Alternative Pokemon Go is battery heavy – offering charging stations tied into a purchase may be worth while. The game has only been out for a week. As it develops it’s user base will grow, the opportunities are infinite. We can only imagine there will be branded and limited edition Pokémon – think “MacciesD’s” — a McDonalds branded Pokémon available for one week in McDonalds stores. It’s inconceivable, especially in light of the McDonalds Tokyo rumours, that we won’t see geo-specific advertising where outlets drop pins on the Pokémon Go maps that offer discounts or free Pokeballs for viewing the ad. If the growth continues, the real life locations of Pokéstops and gyms, could be highly prized ad space and at some time in the future, I have no doubt that the trading we did in the 90’s will make a comeback and when it does, I’m fairly certain it will be location specific trading posts.
Not convinced your customers are playing Pokémon Go?
Well there is no formal demographic data on use yet, but there’s plenty of reasons to believe the user base is far more diverse than you would think.
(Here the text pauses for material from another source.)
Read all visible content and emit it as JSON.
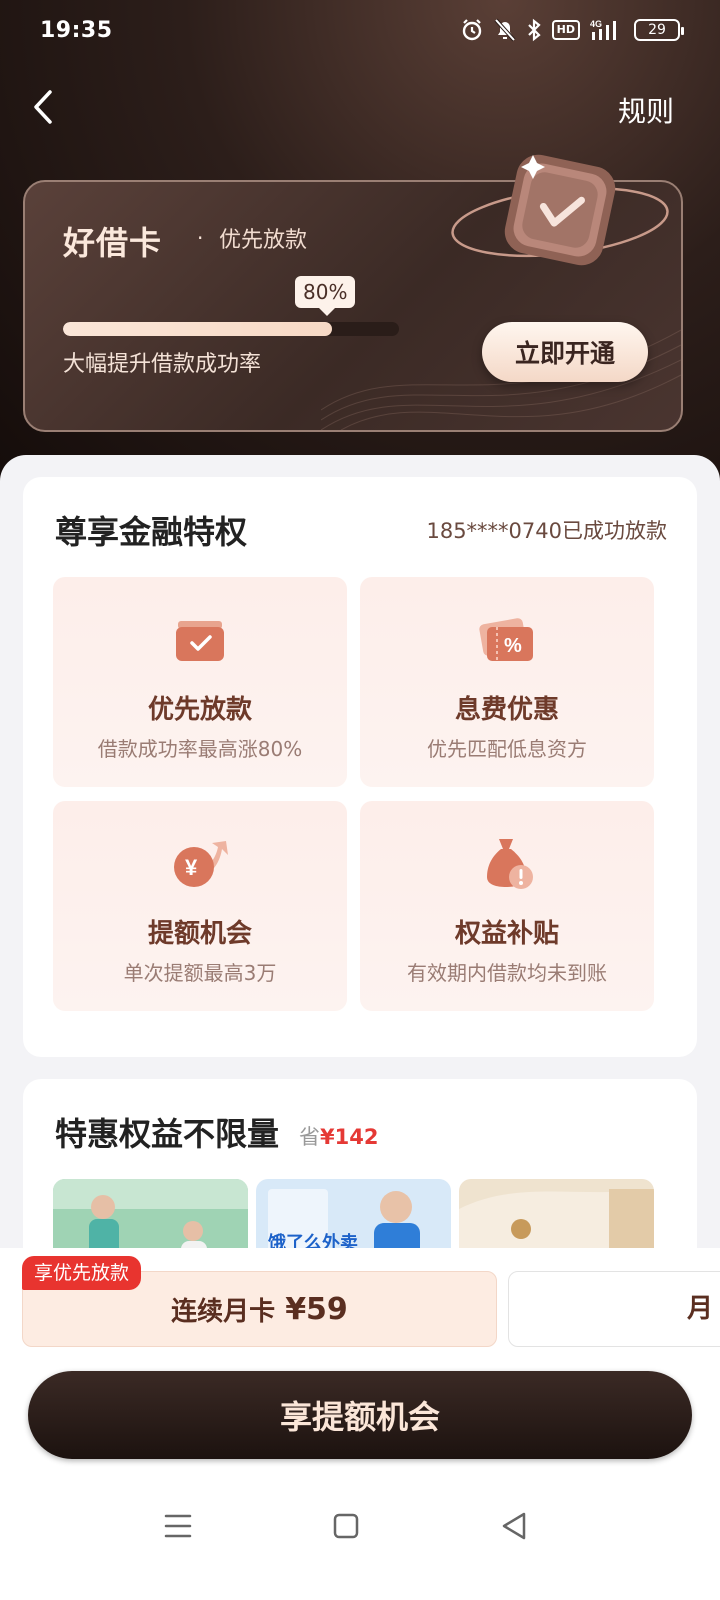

These are not all kids. But let’s say you’re right, and none of your clients or anyone you want to be a client is playing Pokémon Go just be aware that the Virtual and Augmented technology has been long awaited but the glasses and headwear are still a way off for mainstream use. On the other hand, mobile phones are ubiquitous. Whilst many Virtual Reality systems (that offer completely computer-generated images via a special headset, sensor gloves or other aids) are already gathering dust, many other companies will now look to implement the sort of AR platform that is superimposing digital images/Pokémons over our real-world, so get ready for the market in this type of Augmented Reality app to exploded.
Marketing is not my thing, so is this likely to impact my life as a surveyor?
I think it’s almost a cert that AR is set to impact every aspect of life as we know it and that includes real estate. So download the app and even if you find out that you don’t want “to catch ’em”, you will gain an advantage as you learn how AR will impact both residential and commercial property. We have now gained the main stream ability to superimpose potential developments on to existing landscape via mobile phone. Similarly, we must now be close to having the ability to point your mobile phone camera at a building to get information including pictures, videos, floor plans, contact details and possibly even comparables, Land Registry details and research info. Location-based mapping could locate potential or existing developments as well as commercial or residential property for sale or lease by flinging a pin down. Push notification (similar to those you get on Facebook) could easily alert you when you pass by properties you may be interested in.
Finally all this new data requirement and storage, needs the added infrastructure of new data centres. Pokemon Go has reignited the AR hype. So as our virtual and physical worlds draw ever closer, get out there and catch your advantage.